It’s also true that for another century in the southern states the status of African-Americans was inferior, (and they weren’t equal in the North either). They had very limited capacity to vote, were frequently excluded from public places, were unjustly treated and judged, and were generally segregated in a manner that insured unequal treatment.

In the past 55 years, all laws and practices upholding segregation have been abolished and probably more than $1 trillion has been consecrated, not always efficiently, to the cause of accelerating the rise of the African American standard of living to equivalence with whites.

That a great deal remains to be done, and much of it by African Americans themselves, takes nothing from the fact that the United States has made a huge good faith effort, none of it based on condescension, to assist African Americans in bootstrapping themselves up to full equality and integration with white Americans.
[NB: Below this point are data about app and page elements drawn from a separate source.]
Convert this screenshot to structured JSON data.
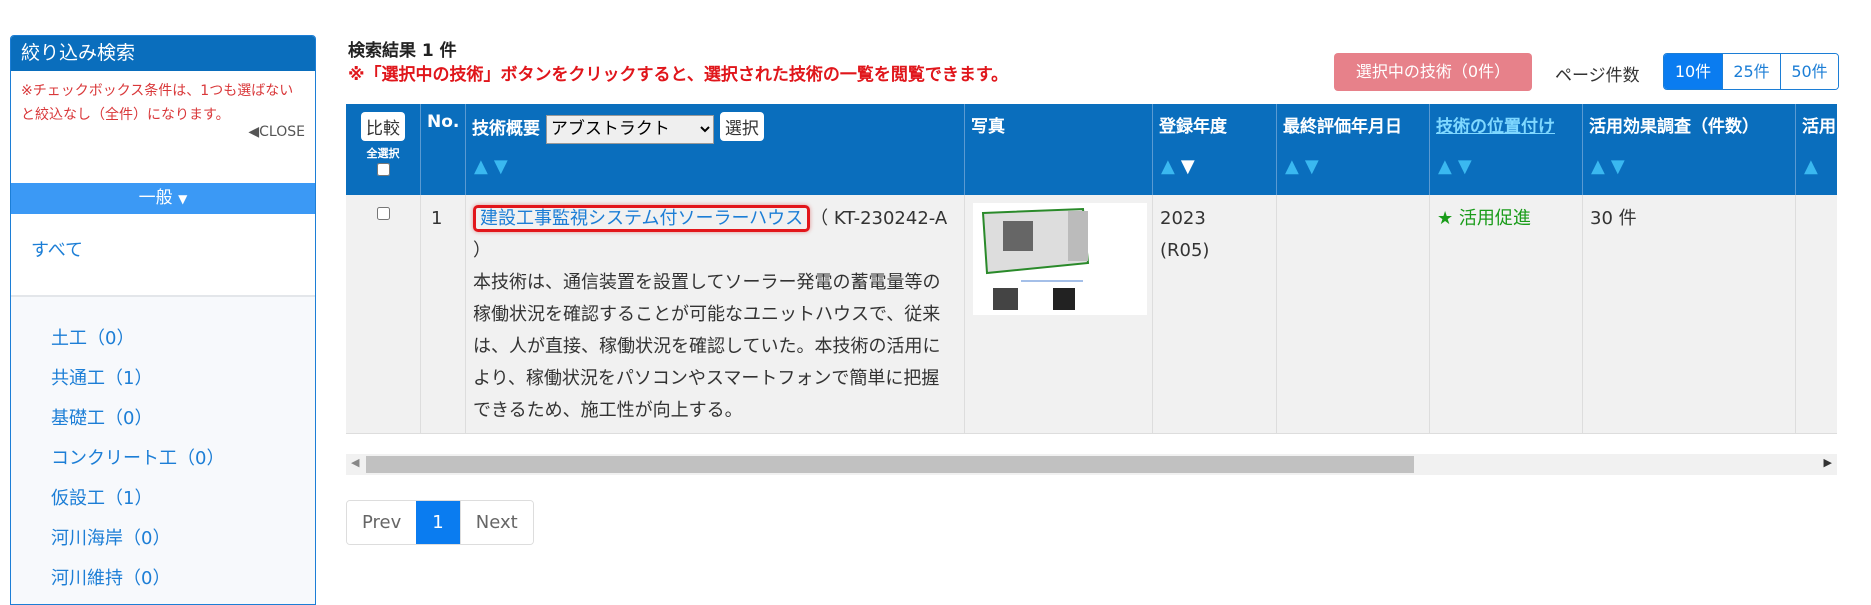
{
  "sidebar": {
    "title": "絞り込み検索",
    "notice": "※チェックボックス条件は、1つも選ばないと絞込なし（全件）になります。",
    "close": "◀CLOSE",
    "section": "一般",
    "all": "すべて",
    "items": [
      "土工（0）",
      "共通工（1）",
      "基礎工（0）",
      "コンクリート工（0）",
      "仮設工（1）",
      "河川海岸（0）",
      "河川維持（0）"
    ]
  },
  "results": {
    "title": "検索結果 1 件",
    "notice": "※「選択中の技術」ボタンをクリックすると、選択された技術の一覧を閲覧できます。",
    "selected_button": "選択中の技術（0件）",
    "page_count_label": "ページ件数",
    "page_counts": [
      "10件",
      "25件",
      "50件"
    ],
    "page_count_selected": "10件"
  },
  "table": {
    "headers": {
      "compare": "比較",
      "select_all": "全選択",
      "no": "No.",
      "summary": "技術概要",
      "summary_select": "アブストラクト",
      "select_button": "選択",
      "photo": "写真",
      "year": "登録年度",
      "last_eval": "最終評価年月日",
      "position": "技術の位置付け",
      "survey": "活用効果調査（件数）",
      "more": "活用"
    },
    "rows": [
      {
        "no": "1",
        "title": "建設工事監視システム付ソーラーハウス",
        "code": "（ KT-230242-A ）",
        "description": "本技術は、通信装置を設置してソーラー発電の蓄電量等の稼働状況を確認することが可能なユニットハウスで、従来は、人が直接、稼働状況を確認していた。本技術の活用により、稼働状況をパソコンやスマートフォンで簡単に把握できるため、施工性が向上する。",
        "year": "2023",
        "era": "(R05)",
        "last_eval": "",
        "position": "★ 活用促進",
        "survey": "30 件"
      }
    ]
  },
  "pagination": {
    "prev": "Prev",
    "current": "1",
    "next": "Next"
  },
  "colors": {
    "header": "#0a6ebd",
    "accent": "#0a7cf0",
    "notice": "#e0161b",
    "promote": "#1a9c1a"
  }
}
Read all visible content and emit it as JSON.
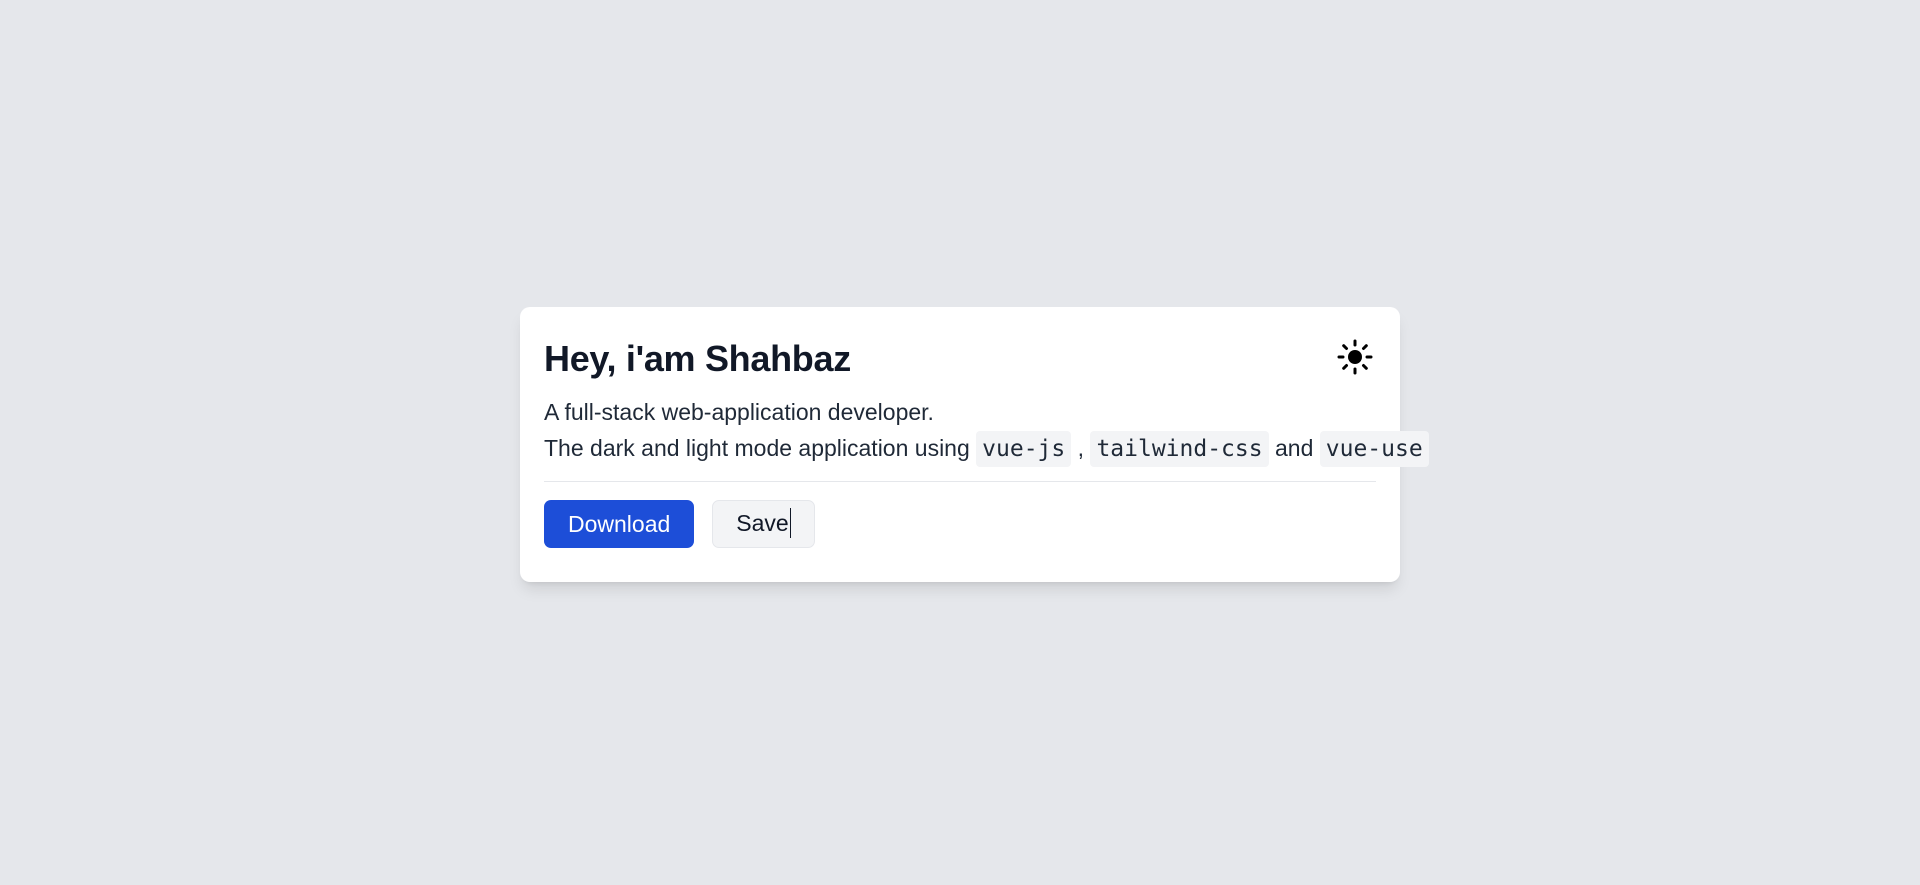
{
  "card": {
    "title": "Hey, i'am Shahbaz",
    "theme_icon": "sun-icon",
    "description": {
      "line1": "A full-stack web-application developer.",
      "line2_prefix": "The dark and light mode application using",
      "tech": [
        "vue-js",
        "tailwind-css",
        "vue-use"
      ],
      "separator_comma": ",",
      "separator_and": "and"
    },
    "actions": {
      "download_label": "Download",
      "save_label": "Save"
    }
  },
  "colors": {
    "page_background": "#e5e7eb",
    "card_background": "#ffffff",
    "primary_button": "#1d4ed8",
    "secondary_button": "#f3f4f6",
    "code_background": "#f3f4f6"
  }
}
Given all of these facts, the reparations argument, which even George Will in one of his weaker moments supported a few years ago, is tenuous. White Americans weren’t at the origin of this problem, and they expiated their responsibility for the continuation of slavery with the blood of the Civil War dead and the physical destruction of much of the South.

They then atoned for a century of segregationist bigotry and oppression with a mighty national statement of guilt and shame that has echoed through two generations and has been accompanied by the commitment of immense quantities of government resources in massive (though not always well-conceived) programs to eliminate inequalities.
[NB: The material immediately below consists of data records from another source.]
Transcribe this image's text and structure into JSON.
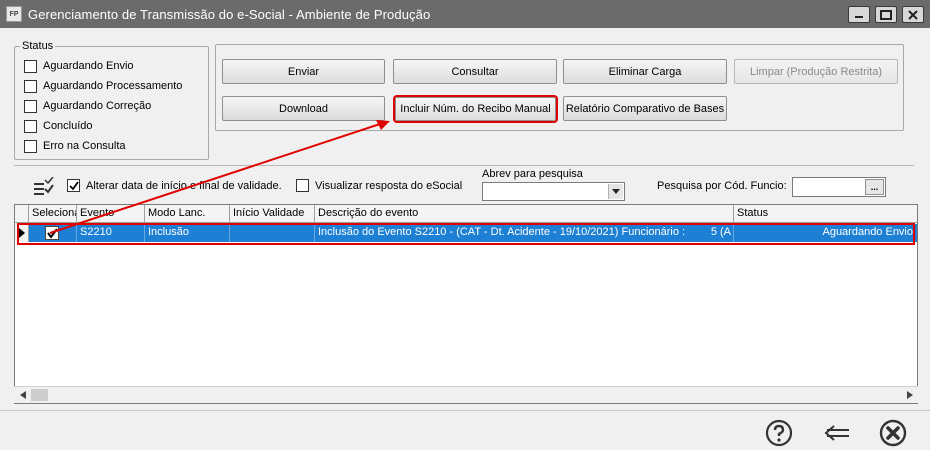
{
  "window": {
    "icon_text": "FP",
    "title": "Gerenciamento de Transmissão do e-Social - Ambiente de Produção"
  },
  "status": {
    "legend": "Status",
    "items": [
      {
        "label": "Aguardando Envio",
        "checked": false
      },
      {
        "label": "Aguardando Processamento",
        "checked": false
      },
      {
        "label": "Aguardando Correção",
        "checked": false
      },
      {
        "label": "Concluído",
        "checked": false
      },
      {
        "label": "Erro na Consulta",
        "checked": false
      }
    ]
  },
  "actions": {
    "enviar": "Enviar",
    "consultar": "Consultar",
    "eliminar_carga": "Eliminar Carga",
    "limpar": "Limpar (Produção Restrita)",
    "download": "Download",
    "incluir_recibo": "Incluir Núm. do Recibo Manual",
    "relatorio": "Relatório Comparativo de Bases"
  },
  "filters": {
    "alterar_data_label": "Alterar data de início e final de validade.",
    "alterar_data_checked": true,
    "visualizar_label": "Visualizar resposta do eSocial",
    "visualizar_checked": false,
    "abrev_label": "Abrev para pesquisa",
    "abrev_value": "",
    "pesquisa_label": "Pesquisa por Cód. Funcio:",
    "pesquisa_value": "",
    "pesquisa_btn": "..."
  },
  "grid": {
    "columns": [
      "Seleciona",
      "Evento",
      "Modo Lanc.",
      "Início Validade",
      "Descrição do evento",
      "Status"
    ],
    "rows": [
      {
        "selected": true,
        "evento": "S2210",
        "modo": "Inclusão",
        "inicio": "",
        "descricao": "Inclusão do Evento S2210 - (CAT - Dt. Acidente - 19/10/2021) Funcionário :",
        "descricao_extra": "5 (A",
        "status": "Aguardando Envio"
      }
    ]
  },
  "footer": {
    "help_icon": "question-circle-icon",
    "back_icon": "back-arrow-icon",
    "close_icon": "close-circle-icon"
  },
  "colors": {
    "titlebar": "#6b6b6b",
    "row_selected": "#1e80d4",
    "highlight": "#e00000"
  }
}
America Torments Itself

It’s a cruel irony of contemporary American affairs that the cry of “systemic racism” has been uttered by blacks and whites and has led to new paroxysms of rioting and vandalism, most of it conducted by charlatans, hooligans, and anti-white racists. Their crimes mock the heroism and sacrifices of the abolitionists and the civil rights movement.

In all of these circumstances, a call for enormous monetized reparations is unjust to white America, which has made a great historic effort to eliminate racial discrimination. The concept of reparations goes beyond material benefit, attacks the legitimacy of the United States, and attempts to affix a hyper-draconian penalty to the crimes committed initially by the forebears of the slaves themselves and by the colonial authorities who were evicted from America by the ancestors of those whom it is now proposed to penalize harshly.

Substantial reparations would be a cruel and unusual punishment for acts that have already been materially repented, and for which those who would bear the penalty are little responsible even by heredity. The whole concept of reparations is evidence of the perverse cult of group self-hate.

The United States, having banished all foreign threats, now, as a replacement activity, torments itself. It’s time for America to resume some measure of the former moral self-confidence which served it so well for the more than two centuries in which it rose from a small and remote community of self-liberated colonists to the leadership of the whole world.

Conrad Black has been one of Canada’s most prominent financiers for 40 years, and was one of the leading newspaper publishers in the world. He is the author of authoritative biographies of Franklin D. Roosevelt and Richard Nixon, and, most recently “Donald J. Trump: A President Like No Other,” which is about to be republished in updated form.

Views expressed in this article are the opinions of the author and do not necessarily reflect the views of The Epoch Times.